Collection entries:
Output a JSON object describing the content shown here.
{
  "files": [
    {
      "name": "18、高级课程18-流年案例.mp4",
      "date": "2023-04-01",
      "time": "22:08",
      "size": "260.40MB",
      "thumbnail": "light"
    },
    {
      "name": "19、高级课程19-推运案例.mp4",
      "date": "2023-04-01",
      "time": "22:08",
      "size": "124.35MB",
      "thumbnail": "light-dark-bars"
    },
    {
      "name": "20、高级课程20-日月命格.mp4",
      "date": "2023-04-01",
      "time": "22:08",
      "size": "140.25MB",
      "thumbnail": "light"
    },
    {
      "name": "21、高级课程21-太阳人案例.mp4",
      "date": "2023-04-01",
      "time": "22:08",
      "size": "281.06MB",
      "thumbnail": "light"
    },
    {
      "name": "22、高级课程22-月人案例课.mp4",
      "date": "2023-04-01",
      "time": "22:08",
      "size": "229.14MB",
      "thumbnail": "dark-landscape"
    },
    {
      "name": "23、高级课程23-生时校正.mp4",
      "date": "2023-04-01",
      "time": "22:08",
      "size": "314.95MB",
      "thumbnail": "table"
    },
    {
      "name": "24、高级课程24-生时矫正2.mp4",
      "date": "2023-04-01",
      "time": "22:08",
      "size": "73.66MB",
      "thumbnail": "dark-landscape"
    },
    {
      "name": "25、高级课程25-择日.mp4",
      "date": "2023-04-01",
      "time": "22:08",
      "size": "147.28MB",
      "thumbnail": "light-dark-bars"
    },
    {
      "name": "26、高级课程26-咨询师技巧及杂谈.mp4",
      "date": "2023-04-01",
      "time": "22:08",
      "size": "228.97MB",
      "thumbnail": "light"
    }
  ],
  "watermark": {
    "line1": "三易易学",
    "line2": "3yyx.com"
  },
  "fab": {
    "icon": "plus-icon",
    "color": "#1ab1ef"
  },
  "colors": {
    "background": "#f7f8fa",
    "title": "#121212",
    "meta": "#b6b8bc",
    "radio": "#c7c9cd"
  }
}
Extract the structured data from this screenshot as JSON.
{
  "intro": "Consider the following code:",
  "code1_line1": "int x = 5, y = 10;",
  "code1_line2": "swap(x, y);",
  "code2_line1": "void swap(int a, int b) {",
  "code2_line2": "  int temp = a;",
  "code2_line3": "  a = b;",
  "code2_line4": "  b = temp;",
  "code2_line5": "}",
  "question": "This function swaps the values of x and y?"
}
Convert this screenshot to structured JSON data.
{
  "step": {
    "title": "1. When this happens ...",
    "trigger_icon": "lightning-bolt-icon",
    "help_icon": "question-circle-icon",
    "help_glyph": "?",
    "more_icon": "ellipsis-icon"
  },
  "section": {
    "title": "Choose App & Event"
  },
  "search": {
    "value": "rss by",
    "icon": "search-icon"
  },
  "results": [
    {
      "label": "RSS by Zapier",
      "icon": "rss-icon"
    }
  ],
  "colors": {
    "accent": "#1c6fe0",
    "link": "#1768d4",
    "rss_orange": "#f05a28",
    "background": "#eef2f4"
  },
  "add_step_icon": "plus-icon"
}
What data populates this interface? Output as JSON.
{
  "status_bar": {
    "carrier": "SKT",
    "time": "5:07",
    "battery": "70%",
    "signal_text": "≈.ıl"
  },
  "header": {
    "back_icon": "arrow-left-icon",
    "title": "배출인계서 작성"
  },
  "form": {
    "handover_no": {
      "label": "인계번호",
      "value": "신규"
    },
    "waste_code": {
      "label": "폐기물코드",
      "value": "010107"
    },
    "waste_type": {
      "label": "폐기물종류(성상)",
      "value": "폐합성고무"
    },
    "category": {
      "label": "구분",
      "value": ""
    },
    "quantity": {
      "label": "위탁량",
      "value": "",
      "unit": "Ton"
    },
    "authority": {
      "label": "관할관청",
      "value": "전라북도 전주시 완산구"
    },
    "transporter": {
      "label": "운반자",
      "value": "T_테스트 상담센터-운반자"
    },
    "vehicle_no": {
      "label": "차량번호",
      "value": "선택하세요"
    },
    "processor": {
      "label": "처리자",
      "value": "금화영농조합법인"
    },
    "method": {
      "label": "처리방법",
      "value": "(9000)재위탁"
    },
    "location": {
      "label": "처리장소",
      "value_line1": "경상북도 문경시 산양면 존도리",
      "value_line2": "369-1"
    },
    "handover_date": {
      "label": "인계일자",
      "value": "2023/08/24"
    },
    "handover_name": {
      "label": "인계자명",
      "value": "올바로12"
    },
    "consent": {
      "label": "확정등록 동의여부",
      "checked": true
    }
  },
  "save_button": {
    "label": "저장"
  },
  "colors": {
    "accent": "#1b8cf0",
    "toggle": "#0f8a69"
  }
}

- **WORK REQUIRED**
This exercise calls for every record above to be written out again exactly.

- **PROBLEM SOLUTION**
Output a JSON object describing the content shown here.
{
  "files": [
    {
      "name": "18、高级课程18-流年案例.mp4",
      "date": "2023-04-01",
      "time": "22:08",
      "size": "260.40MB",
      "thumbnail": "light"
    },
    {
      "name": "19、高级课程19-推运案例.mp4",
      "date": "2023-04-01",
      "time": "22:08",
      "size": "124.35MB",
      "thumbnail": "light-dark-bars"
    },
    {
      "name": "20、高级课程20-日月命格.mp4",
      "date": "2023-04-01",
      "time": "22:08",
      "size": "140.25MB",
      "thumbnail": "light"
    },
    {
      "name": "21、高级课程21-太阳人案例.mp4",
      "date": "2023-04-01",
      "time": "22:08",
      "size": "281.06MB",
      "thumbnail": "light"
    },
    {
      "name": "22、高级课程22-月人案例课.mp4",
      "date": "2023-04-01",
      "time": "22:08",
      "size": "229.14MB",
      "thumbnail": "dark-landscape"
    },
    {
      "name": "23、高级课程23-生时校正.mp4",
      "date": "2023-04-01",
      "time": "22:08",
      "size": "314.95MB",
      "thumbnail": "table"
    },
    {
      "name": "24、高级课程24-生时矫正2.mp4",
      "date": "2023-04-01",
      "time": "22:08",
      "size": "73.66MB",
      "thumbnail": "dark-landscape"
    },
    {
      "name": "25、高级课程25-择日.mp4",
      "date": "2023-04-01",
      "time": "22:08",
      "size": "147.28MB",
      "thumbnail": "light-dark-bars"
    },
    {
      "name": "26、高级课程26-咨询师技巧及杂谈.mp4",
      "date": "2023-04-01",
      "time": "22:08",
      "size": "228.97MB",
      "thumbnail": "light"
    }
  ],
  "watermark": {
    "line1": "三易易学",
    "line2": "3yyx.com"
  },
  "fab": {
    "icon": "plus-icon",
    "color": "#1ab1ef"
  },
  "colors": {
    "background": "#f7f8fa",
    "title": "#121212",
    "meta": "#b6b8bc",
    "radio": "#c7c9cd"
  }
}
Extract the structured data from this screenshot as JSON.
{
  "intro": "Consider the following code:",
  "code1_line1": "int x = 5, y = 10;",
  "code1_line2": "swap(x, y);",
  "code2_line1": "void swap(int a, int b) {",
  "code2_line2": "  int temp = a;",
  "code2_line3": "  a = b;",
  "code2_line4": "  b = temp;",
  "code2_line5": "}",
  "question": "This function swaps the values of x and y?"
}
Convert this screenshot to structured JSON data.
{
  "step": {
    "title": "1. When this happens ...",
    "trigger_icon": "lightning-bolt-icon",
    "help_icon": "question-circle-icon",
    "help_glyph": "?",
    "more_icon": "ellipsis-icon"
  },
  "section": {
    "title": "Choose App & Event"
  },
  "search": {
    "value": "rss by",
    "icon": "search-icon"
  },
  "results": [
    {
      "label": "RSS by Zapier",
      "icon": "rss-icon"
    }
  ],
  "colors": {
    "accent": "#1c6fe0",
    "link": "#1768d4",
    "rss_orange": "#f05a28",
    "background": "#eef2f4"
  },
  "add_step_icon": "plus-icon"
}
What data populates this interface? Output as JSON.
{
  "status_bar": {
    "carrier": "SKT",
    "time": "5:07",
    "battery": "70%",
    "signal_text": "≈.ıl"
  },
  "header": {
    "back_icon": "arrow-left-icon",
    "title": "배출인계서 작성"
  },
  "form": {
    "handover_no": {
      "label": "인계번호",
      "value": "신규"
    },
    "waste_code": {
      "label": "폐기물코드",
      "value": "010107"
    },
    "waste_type": {
      "label": "폐기물종류(성상)",
      "value": "폐합성고무"
    },
    "category": {
      "label": "구분",
      "value": ""
    },
    "quantity": {
      "label": "위탁량",
      "value": "",
      "unit": "Ton"
    },
    "authority": {
      "label": "관할관청",
      "value": "전라북도 전주시 완산구"
    },
    "transporter": {
      "label": "운반자",
      "value": "T_테스트 상담센터-운반자"
    },
    "vehicle_no": {
      "label": "차량번호",
      "value": "선택하세요"
    },
    "processor": {
      "label": "처리자",
      "value": "금화영농조합법인"
    },
    "method": {
      "label": "처리방법",
      "value": "(9000)재위탁"
    },
    "location": {
      "label": "처리장소",
      "value_line1": "경상북도 문경시 산양면 존도리",
      "value_line2": "369-1"
    },
    "handover_date": {
      "label": "인계일자",
      "value": "2023/08/24"
    },
    "handover_name": {
      "label": "인계자명",
      "value": "올바로12"
    },
    "consent": {
      "label": "확정등록 동의여부",
      "checked": true
    }
  },
  "save_button": {
    "label": "저장"
  },
  "colors": {
    "accent": "#1b8cf0",
    "toggle": "#0f8a69"
  }
}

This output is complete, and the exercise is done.